WHILE NO ONE CAN FAIL to be concerned about the Reagan Administration's Strategic Defense Initiative, we find both the substance and the principle of the arguments of the Harvard physicists who refuse to work on federally funded Star Wars research disquieting.
There is more than a little irony in the physicists' claims to the technical unfeasibility of the so-called Star Wars plan. After all, these are members of a professional elite that has placed a man on the moon and has harnessed the earth's natural powers to levels once impossible to conceive. The fantasies of yesterday's science fiction writers are today's scientific realities. Since when have scientists ever backed down from a challenge?
Perhaps it is the immorality of the President's plan that irks the professors' consciences. Rather than view Star Wars as an attempt to render the mainland invulnerable while we pummel our adversaries we see an opportunity to protect population centers in the event of a nuclear attack. While we are not about to heap hosannas on another level of the arms race, neither are we blind to the plan's positive potentials.

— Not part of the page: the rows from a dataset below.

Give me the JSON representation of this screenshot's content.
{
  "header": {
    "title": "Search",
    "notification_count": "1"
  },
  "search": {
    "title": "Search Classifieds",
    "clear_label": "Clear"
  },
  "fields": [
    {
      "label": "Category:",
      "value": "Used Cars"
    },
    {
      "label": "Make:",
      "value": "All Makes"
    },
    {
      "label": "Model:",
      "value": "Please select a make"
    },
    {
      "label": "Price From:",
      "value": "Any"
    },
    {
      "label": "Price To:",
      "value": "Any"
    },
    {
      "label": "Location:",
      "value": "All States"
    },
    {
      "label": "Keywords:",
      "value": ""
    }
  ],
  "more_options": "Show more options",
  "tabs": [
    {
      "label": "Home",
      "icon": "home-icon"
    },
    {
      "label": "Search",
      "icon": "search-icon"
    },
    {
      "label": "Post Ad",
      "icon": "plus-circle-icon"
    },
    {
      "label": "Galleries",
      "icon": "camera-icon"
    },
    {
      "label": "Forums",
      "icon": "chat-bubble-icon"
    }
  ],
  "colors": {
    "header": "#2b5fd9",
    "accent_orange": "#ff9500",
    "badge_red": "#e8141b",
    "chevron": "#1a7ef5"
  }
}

We also suggest a dose of professional humility to the physicists and remind them that they are scientists and not policymakers. If every corporate group, every technical elite refuses to cooperate with our elected and appointed leaders because of moral or technical objections, then democracy becomes weak and free government ineffective.